How would you describe what you do?
I am primarily an image-maker, with the emphasis on maker.
What kind of environment do you work in?
Generally I like to work alone, undisturbed but for music, which I tend to have playing continuously. My work studio is a lovely renovated Edwardian house that serves as a workplace to a staff of 13. It is an airy and light-filled space. My home studio is quite the opposite; a basement with low ceilings that is fairly small and cluttered. Still, it is a little sanctuary where I am able to crank the music up and spend hours lost in painting or whatever else I choose to do.
What role does craft play in your work?
In my design and illustration work, craft is critical. Art is a different bag… many artists purge craft from their practice, perhaps believing it subordinate to the concept. I am a bit old-fashioned, believing that the artist's hand should be visible in the work.
How do craft and concept overlap in your work?
There is no substitute for concept, but any concept can be greatly enhanced through its execution. That's where craft comes in. The ideal outcome is one where the concept and the craft are balanced, in harmony and seemingly inseparable.
How did you approach this project?
I put my iTunes on shuffle, pressed play and painted the title of the first track that came on, as I was listening. Each title was painted in the time it took for the track to play from start to finish. I monitored the time elapsed to make sure I was on track and, surprisingly, never ran out of time. The intention is for the eventual owner of the piece to re-live the whole experience, but for the actual act of painting, by listening to the playlist.

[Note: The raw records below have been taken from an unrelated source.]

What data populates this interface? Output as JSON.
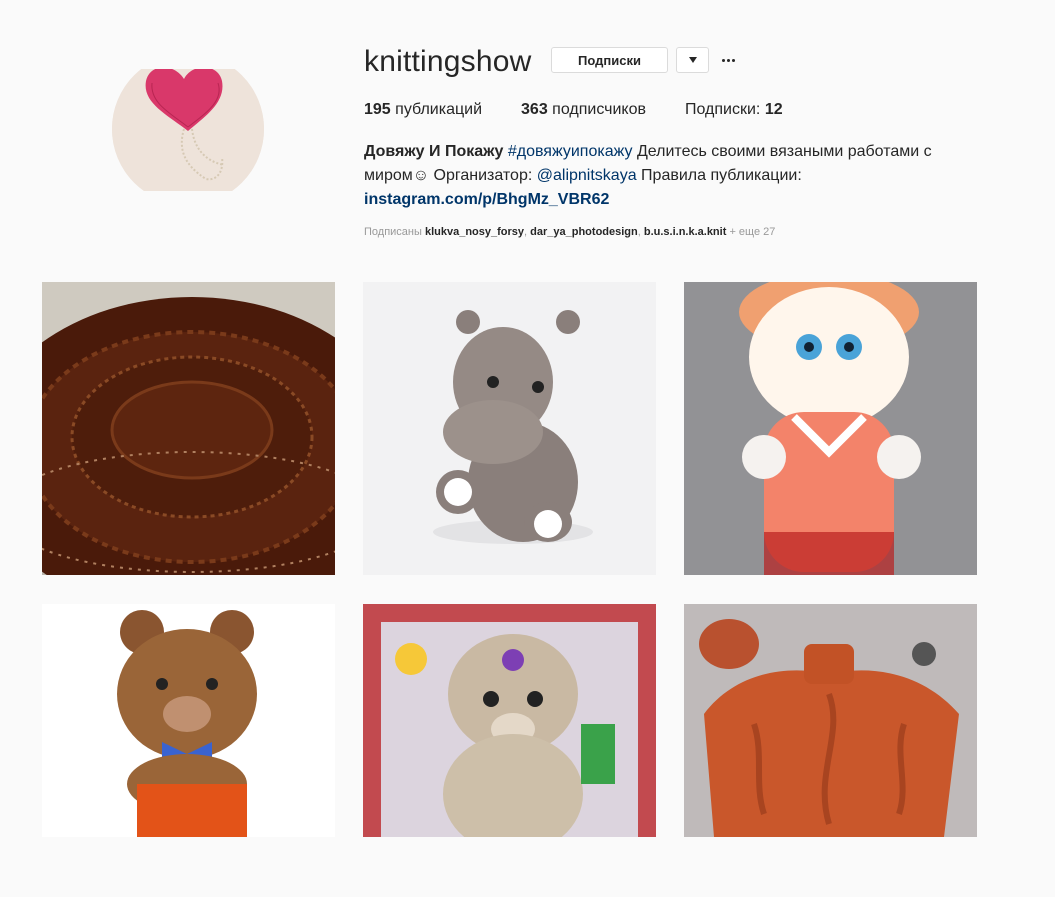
{
  "profile": {
    "username": "knittingshow",
    "follow_label": "Подписки",
    "stats": {
      "posts": "195",
      "posts_label": "публикаций",
      "followers": "363",
      "followers_label": "подписчиков",
      "following_label": "Подписки:",
      "following": "12"
    },
    "bio": {
      "name": "Довяжу И Покажу",
      "hashtag": "#довяжуипокажу",
      "text1": "Делитесь своими вязаными работами с миром☺ Организатор:",
      "mention": "@alipnitskaya",
      "text2": "Правила публикации:",
      "link": "instagram.com/p/BhgMz_VBR62"
    },
    "followed_by": {
      "prefix": "Подписаны",
      "user1": "klukva_nosy_forsy",
      "user2": "dar_ya_photodesign",
      "user3": "b.u.s.i.n.k.a.knit",
      "more": "+ еще 27"
    }
  },
  "posts": [
    {
      "subject": "brown crochet oval rug"
    },
    {
      "subject": "grey amigurumi hippo"
    },
    {
      "subject": "peach plush bunny doll"
    },
    {
      "subject": "brown plush bear with blue bow"
    },
    {
      "subject": "knitted puppy with green badge"
    },
    {
      "subject": "orange cable knit sweater"
    }
  ],
  "icons": {
    "dropdown": "chevron-down-icon",
    "more": "more-horizontal-icon"
  },
  "colors": {
    "background": "#fafafa",
    "text": "#262626",
    "link": "#003569",
    "muted": "#999999",
    "border": "#dbdbdb"
  }
}
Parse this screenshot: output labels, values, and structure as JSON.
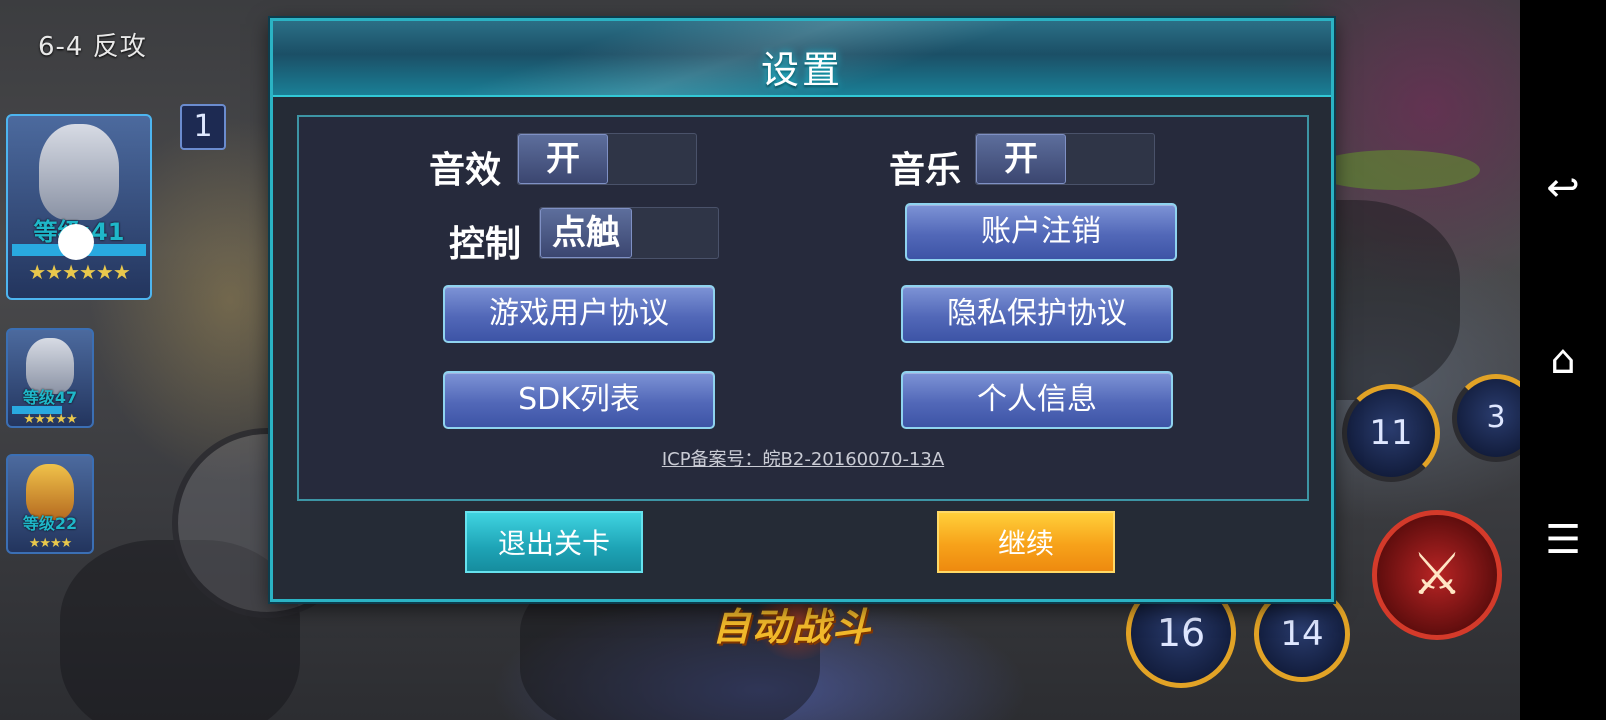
{
  "game": {
    "stage": "6-4 反攻",
    "team_count": "1",
    "heroes": [
      {
        "level": "等级:41",
        "stars": "★★★★★★"
      },
      {
        "level": "等级47",
        "stars": "★★★★★"
      },
      {
        "level": "等级22",
        "stars": "★★★★"
      }
    ],
    "skills": [
      "11",
      "3",
      "16",
      "14"
    ],
    "auto_battle": "自动战斗",
    "ultimate_icon": "crossed-swords-icon"
  },
  "settings": {
    "title": "设置",
    "sound": {
      "label": "音效",
      "value": "开"
    },
    "music": {
      "label": "音乐",
      "value": "开"
    },
    "control": {
      "label": "控制",
      "value": "点触"
    },
    "buttons": {
      "account_logout": "账户注销",
      "user_agreement": "游戏用户协议",
      "privacy_agreement": "隐私保护协议",
      "sdk_list": "SDK列表",
      "personal_info": "个人信息"
    },
    "icp": "ICP备案号：皖B2-20160070-13A",
    "exit_stage": "退出关卡",
    "continue": "继续"
  },
  "navbar": {
    "back": "↩",
    "home": "⌂",
    "menu": "☰"
  },
  "colors": {
    "accent": "#2bb3c4",
    "button_blue": "#5268b8",
    "continue_orange": "#f7a21a",
    "exit_teal": "#1ea4b6"
  }
}
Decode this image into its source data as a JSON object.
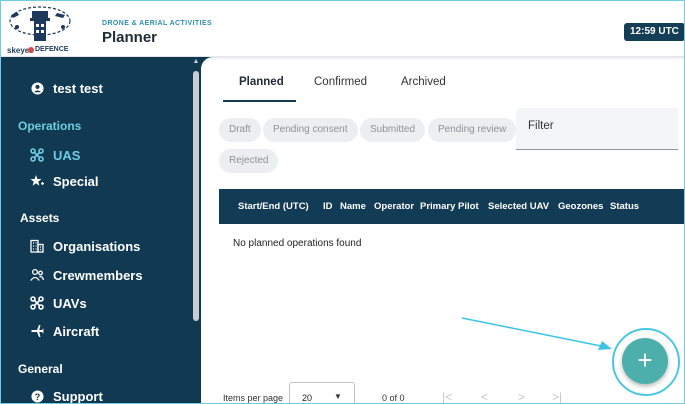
{
  "header": {
    "kicker": "DRONE & AERIAL ACTIVITIES",
    "title": "Planner",
    "time": "12:59 UTC",
    "logo": {
      "brand": "skeyes",
      "partner": "DEFENCE"
    }
  },
  "sidebar": {
    "user": "test test",
    "sections": {
      "operations": "Operations",
      "assets": "Assets",
      "general": "General"
    },
    "items": {
      "uas": "UAS",
      "special": "Special",
      "organisations": "Organisations",
      "crewmembers": "Crewmembers",
      "uavs": "UAVs",
      "aircraft": "Aircraft",
      "support": "Support"
    }
  },
  "tabs": [
    "Planned",
    "Confirmed",
    "Archived"
  ],
  "chips": [
    "Draft",
    "Pending consent",
    "Submitted",
    "Pending review",
    "Rejected"
  ],
  "filter": {
    "placeholder": "Filter"
  },
  "table": {
    "columns": [
      "Start/End (UTC)",
      "ID",
      "Name",
      "Operator",
      "Primary Pilot",
      "Selected UAV",
      "Geozones",
      "Status"
    ],
    "empty": "No planned operations found"
  },
  "pager": {
    "label": "Items per page",
    "page_size": "20",
    "range": "0 of 0",
    "first": "|<",
    "prev": "<",
    "next": ">",
    "last": ">|"
  },
  "fab": {
    "label": "+"
  },
  "colors": {
    "navy": "#113a52",
    "accent": "#6ecde0",
    "fab": "#4dafab"
  }
}
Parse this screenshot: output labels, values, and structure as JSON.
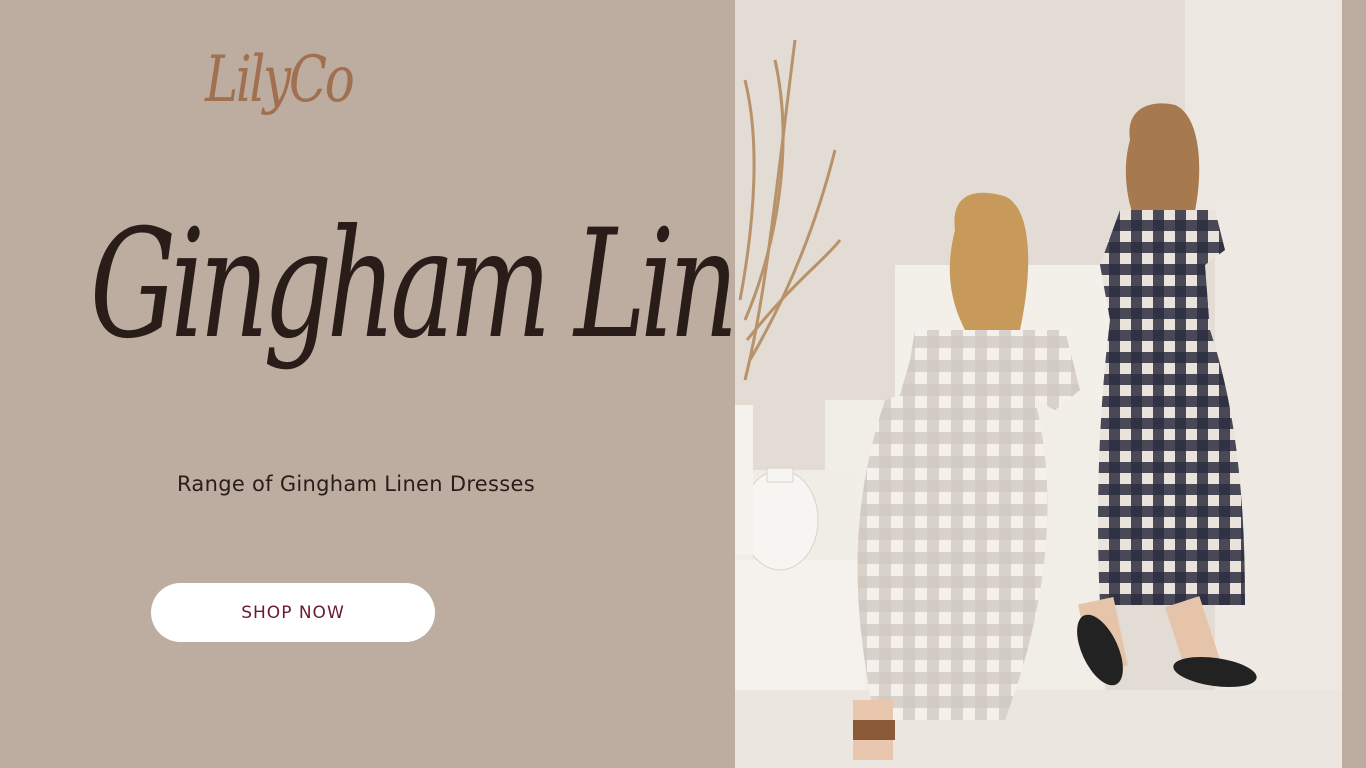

Are their any similarities between what you and Spider Murphy do?
I'd like to imagine we are both striving to reach the highest expression of our ideas.